(Dataset rows describing interfaces)

···

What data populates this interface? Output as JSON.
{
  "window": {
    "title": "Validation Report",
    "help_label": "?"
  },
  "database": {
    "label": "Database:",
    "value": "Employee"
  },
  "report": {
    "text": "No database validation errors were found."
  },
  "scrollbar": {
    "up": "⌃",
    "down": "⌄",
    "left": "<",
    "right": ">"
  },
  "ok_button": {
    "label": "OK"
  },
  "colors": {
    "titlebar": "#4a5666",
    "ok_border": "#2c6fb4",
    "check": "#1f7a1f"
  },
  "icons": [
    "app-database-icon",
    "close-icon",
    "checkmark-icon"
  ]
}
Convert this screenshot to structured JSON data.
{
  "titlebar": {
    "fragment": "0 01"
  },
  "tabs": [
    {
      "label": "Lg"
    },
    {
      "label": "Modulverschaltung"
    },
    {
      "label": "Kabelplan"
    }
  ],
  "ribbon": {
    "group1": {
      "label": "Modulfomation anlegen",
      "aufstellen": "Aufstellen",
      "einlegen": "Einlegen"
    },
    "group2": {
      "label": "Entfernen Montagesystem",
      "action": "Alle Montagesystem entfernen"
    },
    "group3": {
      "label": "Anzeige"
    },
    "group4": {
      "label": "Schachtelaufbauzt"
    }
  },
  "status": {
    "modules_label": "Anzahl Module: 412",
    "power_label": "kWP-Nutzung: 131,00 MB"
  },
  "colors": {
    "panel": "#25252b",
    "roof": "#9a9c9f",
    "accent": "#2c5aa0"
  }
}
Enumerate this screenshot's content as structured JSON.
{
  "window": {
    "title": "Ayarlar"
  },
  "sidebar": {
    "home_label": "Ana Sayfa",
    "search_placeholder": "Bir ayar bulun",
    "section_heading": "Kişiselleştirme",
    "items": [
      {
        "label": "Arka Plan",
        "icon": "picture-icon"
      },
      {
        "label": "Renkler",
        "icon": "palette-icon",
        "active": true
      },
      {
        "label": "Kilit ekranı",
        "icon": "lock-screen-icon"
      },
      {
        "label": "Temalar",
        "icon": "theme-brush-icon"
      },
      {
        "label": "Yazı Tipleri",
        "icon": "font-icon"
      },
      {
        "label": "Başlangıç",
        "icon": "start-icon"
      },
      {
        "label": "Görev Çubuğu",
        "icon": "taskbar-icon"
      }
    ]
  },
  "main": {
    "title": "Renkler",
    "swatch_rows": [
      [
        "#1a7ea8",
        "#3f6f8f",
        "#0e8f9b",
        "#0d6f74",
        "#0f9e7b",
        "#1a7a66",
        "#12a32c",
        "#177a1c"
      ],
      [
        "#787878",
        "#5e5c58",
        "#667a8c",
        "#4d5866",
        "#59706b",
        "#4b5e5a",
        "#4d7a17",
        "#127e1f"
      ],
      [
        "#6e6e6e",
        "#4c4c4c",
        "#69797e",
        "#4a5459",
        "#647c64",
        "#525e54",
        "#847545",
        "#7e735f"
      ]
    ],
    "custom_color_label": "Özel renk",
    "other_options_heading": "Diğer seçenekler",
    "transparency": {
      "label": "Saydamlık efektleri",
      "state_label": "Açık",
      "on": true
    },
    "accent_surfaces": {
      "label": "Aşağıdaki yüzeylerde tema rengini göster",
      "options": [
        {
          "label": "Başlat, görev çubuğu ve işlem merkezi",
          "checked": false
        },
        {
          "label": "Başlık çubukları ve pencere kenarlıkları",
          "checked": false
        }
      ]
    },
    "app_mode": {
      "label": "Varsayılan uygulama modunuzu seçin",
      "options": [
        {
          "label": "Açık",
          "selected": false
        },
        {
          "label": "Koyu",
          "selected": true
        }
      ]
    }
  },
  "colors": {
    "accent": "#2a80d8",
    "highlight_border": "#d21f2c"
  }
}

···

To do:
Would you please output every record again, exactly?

Exercise response:
What data populates this interface? Output as JSON.
{
  "window": {
    "title": "Validation Report",
    "help_label": "?"
  },
  "database": {
    "label": "Database:",
    "value": "Employee"
  },
  "report": {
    "text": "No database validation errors were found."
  },
  "scrollbar": {
    "up": "⌃",
    "down": "⌄",
    "left": "<",
    "right": ">"
  },
  "ok_button": {
    "label": "OK"
  },
  "colors": {
    "titlebar": "#4a5666",
    "ok_border": "#2c6fb4",
    "check": "#1f7a1f"
  },
  "icons": [
    "app-database-icon",
    "close-icon",
    "checkmark-icon"
  ]
}
Convert this screenshot to structured JSON data.
{
  "titlebar": {
    "fragment": "0 01"
  },
  "tabs": [
    {
      "label": "Lg"
    },
    {
      "label": "Modulverschaltung"
    },
    {
      "label": "Kabelplan"
    }
  ],
  "ribbon": {
    "group1": {
      "label": "Modulfomation anlegen",
      "aufstellen": "Aufstellen",
      "einlegen": "Einlegen"
    },
    "group2": {
      "label": "Entfernen Montagesystem",
      "action": "Alle Montagesystem entfernen"
    },
    "group3": {
      "label": "Anzeige"
    },
    "group4": {
      "label": "Schachtelaufbauzt"
    }
  },
  "status": {
    "modules_label": "Anzahl Module: 412",
    "power_label": "kWP-Nutzung: 131,00 MB"
  },
  "colors": {
    "panel": "#25252b",
    "roof": "#9a9c9f",
    "accent": "#2c5aa0"
  }
}
Enumerate this screenshot's content as structured JSON.
{
  "window": {
    "title": "Ayarlar"
  },
  "sidebar": {
    "home_label": "Ana Sayfa",
    "search_placeholder": "Bir ayar bulun",
    "section_heading": "Kişiselleştirme",
    "items": [
      {
        "label": "Arka Plan",
        "icon": "picture-icon"
      },
      {
        "label": "Renkler",
        "icon": "palette-icon",
        "active": true
      },
      {
        "label": "Kilit ekranı",
        "icon": "lock-screen-icon"
      },
      {
        "label": "Temalar",
        "icon": "theme-brush-icon"
      },
      {
        "label": "Yazı Tipleri",
        "icon": "font-icon"
      },
      {
        "label": "Başlangıç",
        "icon": "start-icon"
      },
      {
        "label": "Görev Çubuğu",
        "icon": "taskbar-icon"
      }
    ]
  },
  "main": {
    "title": "Renkler",
    "swatch_rows": [
      [
        "#1a7ea8",
        "#3f6f8f",
        "#0e8f9b",
        "#0d6f74",
        "#0f9e7b",
        "#1a7a66",
        "#12a32c",
        "#177a1c"
      ],
      [
        "#787878",
        "#5e5c58",
        "#667a8c",
        "#4d5866",
        "#59706b",
        "#4b5e5a",
        "#4d7a17",
        "#127e1f"
      ],
      [
        "#6e6e6e",
        "#4c4c4c",
        "#69797e",
        "#4a5459",
        "#647c64",
        "#525e54",
        "#847545",
        "#7e735f"
      ]
    ],
    "custom_color_label": "Özel renk",
    "other_options_heading": "Diğer seçenekler",
    "transparency": {
      "label": "Saydamlık efektleri",
      "state_label": "Açık",
      "on": true
    },
    "accent_surfaces": {
      "label": "Aşağıdaki yüzeylerde tema rengini göster",
      "options": [
        {
          "label": "Başlat, görev çubuğu ve işlem merkezi",
          "checked": false
        },
        {
          "label": "Başlık çubukları ve pencere kenarlıkları",
          "checked": false
        }
      ]
    },
    "app_mode": {
      "label": "Varsayılan uygulama modunuzu seçin",
      "options": [
        {
          "label": "Açık",
          "selected": false
        },
        {
          "label": "Koyu",
          "selected": true
        }
      ]
    }
  },
  "colors": {
    "accent": "#2a80d8",
    "highlight_border": "#d21f2c"
  }
}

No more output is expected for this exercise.